The Gellatly’s farming business became so successful that they constructed a packing house as well as a box assembly building and even a wharf so the Canadian Pacific Railway could accept shipments directly from the Gellatly’s property – a feat which conjured much back and forth between David and the CPR. The property was even home to the Gellatly Post Office, which was one of the first post offices in the area.
In 1919, tragedy hit the Gellatly family. A fire raged across the property, destroying all the production buildings on the farm and even the wharf. The most awful part was that David had to delay renewing his insurance only three days prior to when the fire struck. This caused the tension and arguments between David and the CPR to escalate. This stress may have contributed to David’s early death in 1922 only a few short years after the devastating fire.
Despite the tragedy, nothing seemed to slow down the Gellatlys. Inspired by their father and surrounded by agriculture their whole lives, David and Jack Gellatly gained a keen interest in nut farming. David planted the first trees, while Jack travelled across the U.S.A. and British Columbia, learning of the different varieties of nut trees that held promise for success in the Okanagan Valley. Upon his return, Jack combed the whole Okanagan Valley to learn what species grew here naturally.
Jack Gellatly operated the only nursery in Canada specializing in nut stock! Many referred to him as the “Apostle of Nut Growing in Canada.” Jack bought stocks from all over the world, everywhere from Japan to Europe in order to experiment. Some of his nuts even won prizes in continent-wide competitions.

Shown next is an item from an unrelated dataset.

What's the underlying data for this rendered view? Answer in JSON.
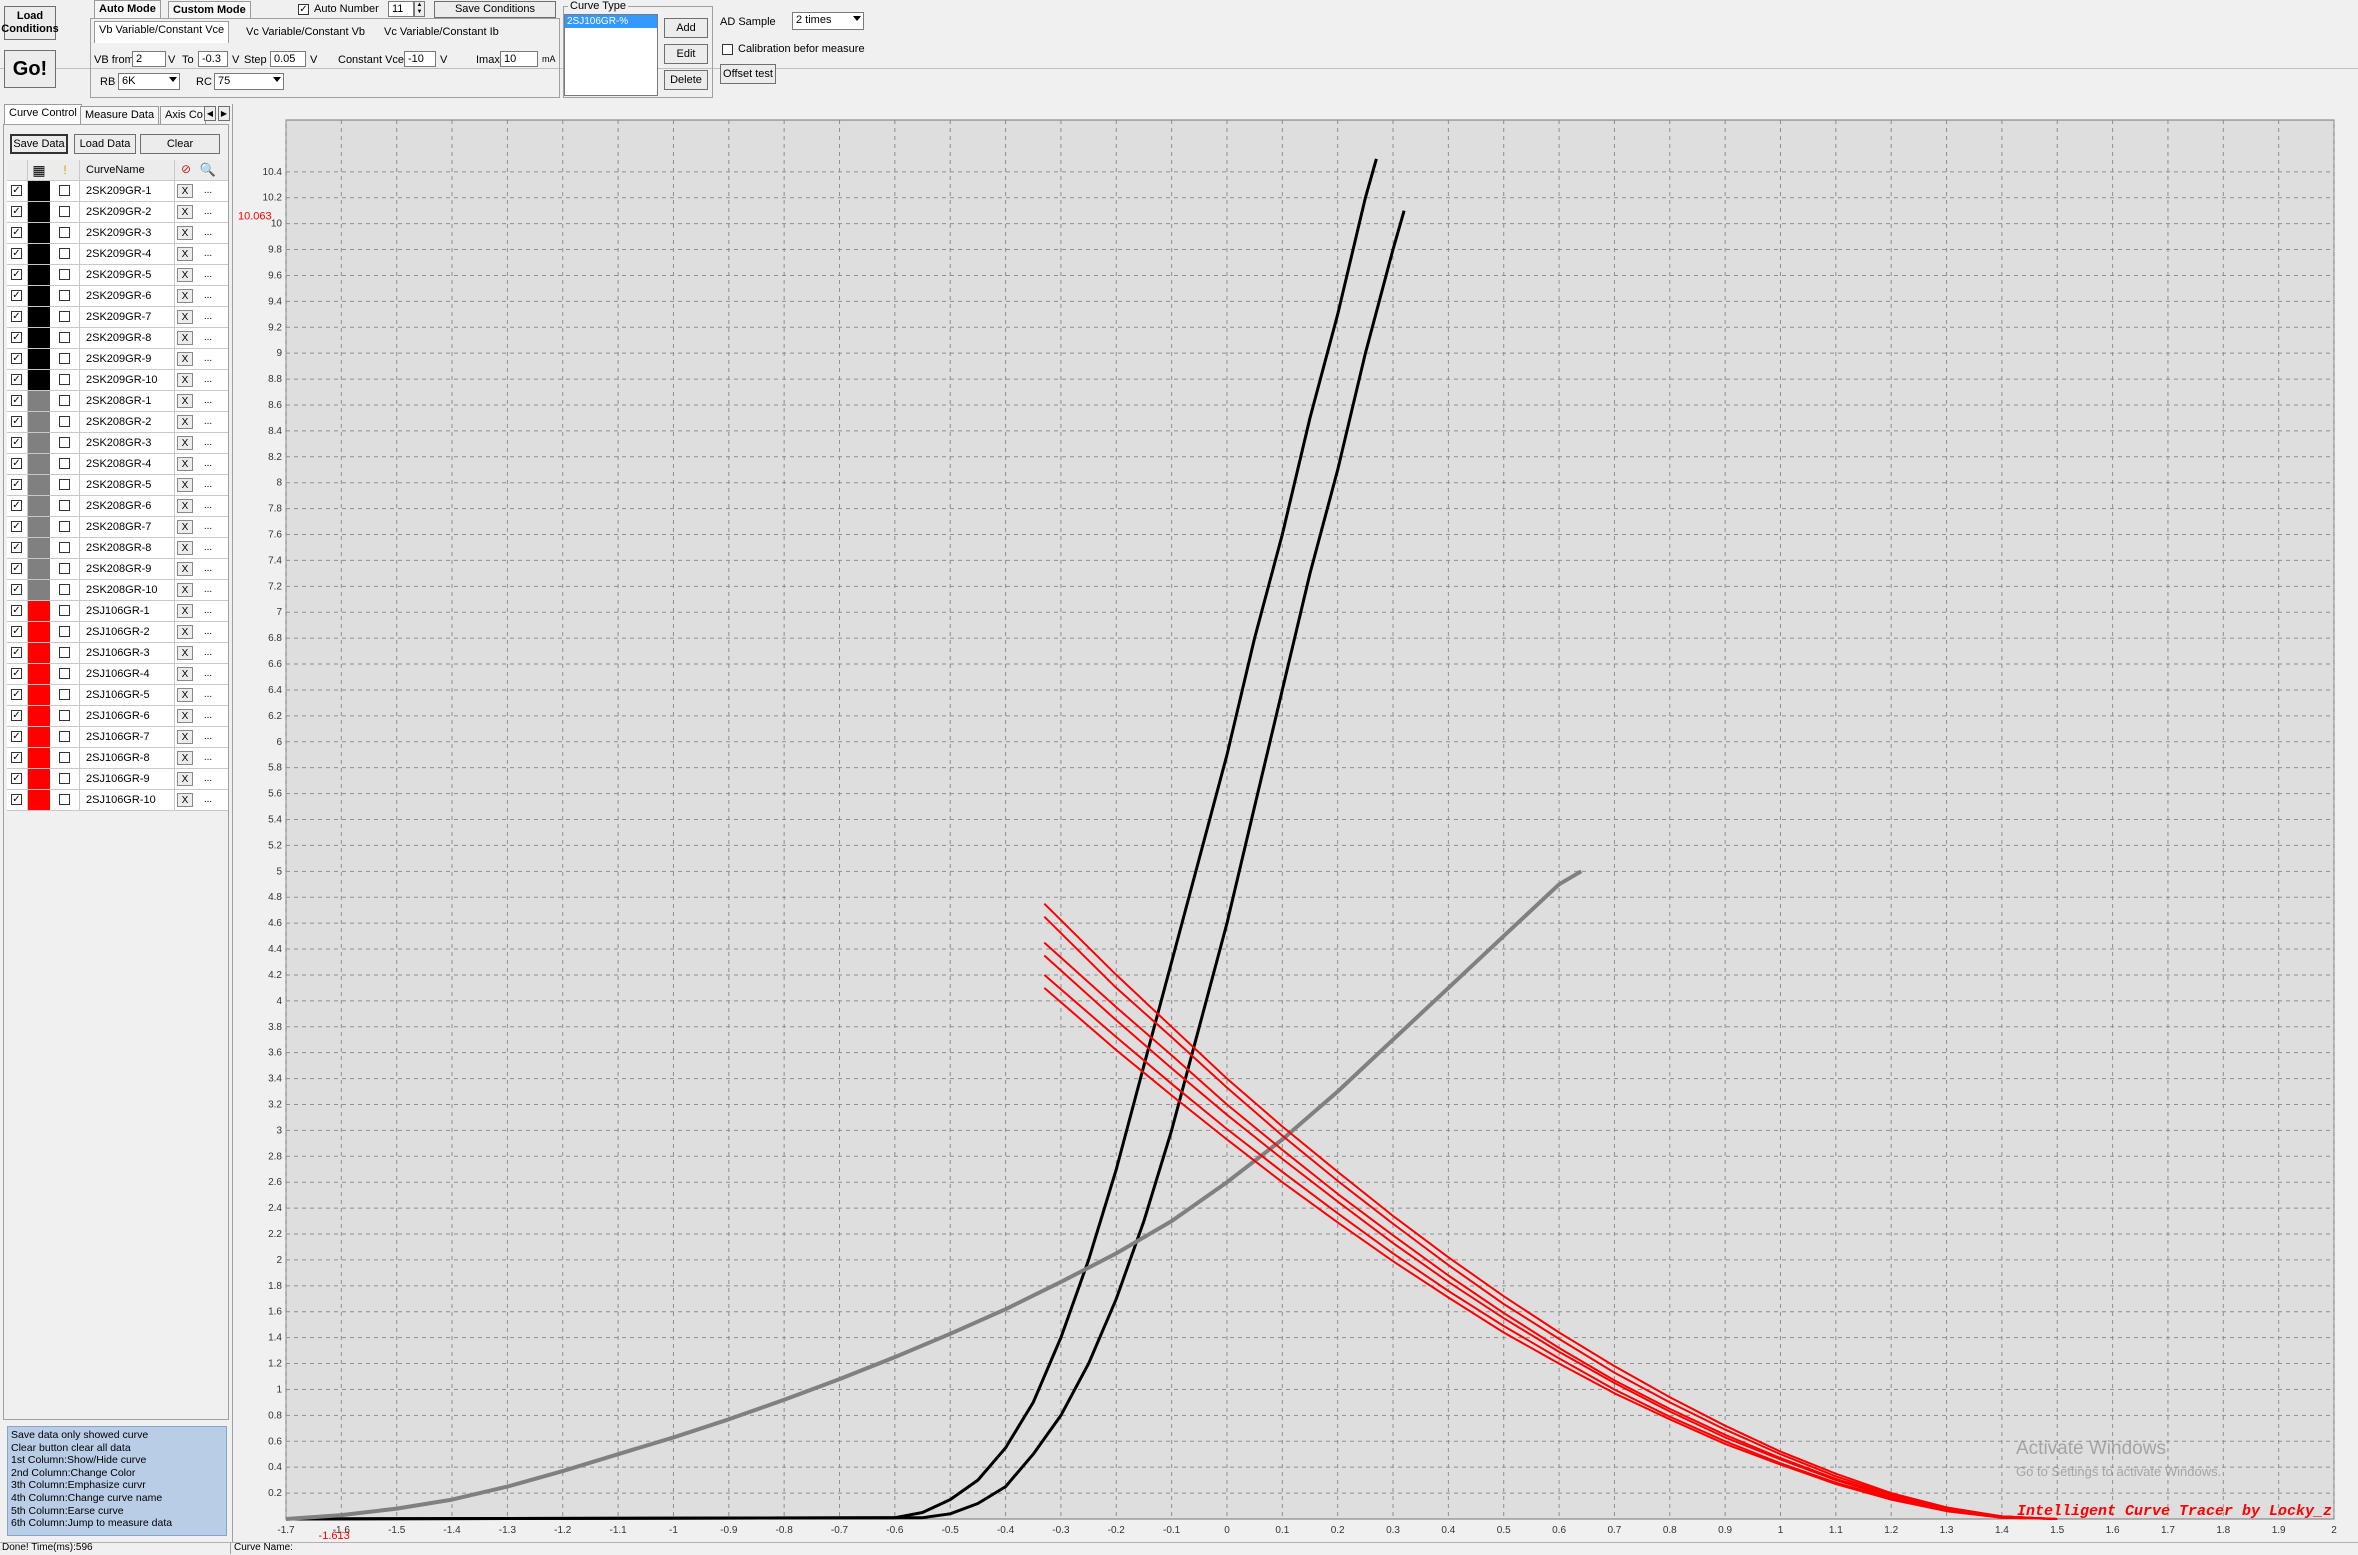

Today, the Gellatly Nut Farm and Gellatly Regional Park are Heritage Sites. In the fall, you can participate in the nut harvest and watch the nuts fall off the trees and roll to the ground, in the winter you can see the snow falling delicately on the branches. In the summer and spring, you can enjoy the green park and shaded trees for a stroll or a picnic.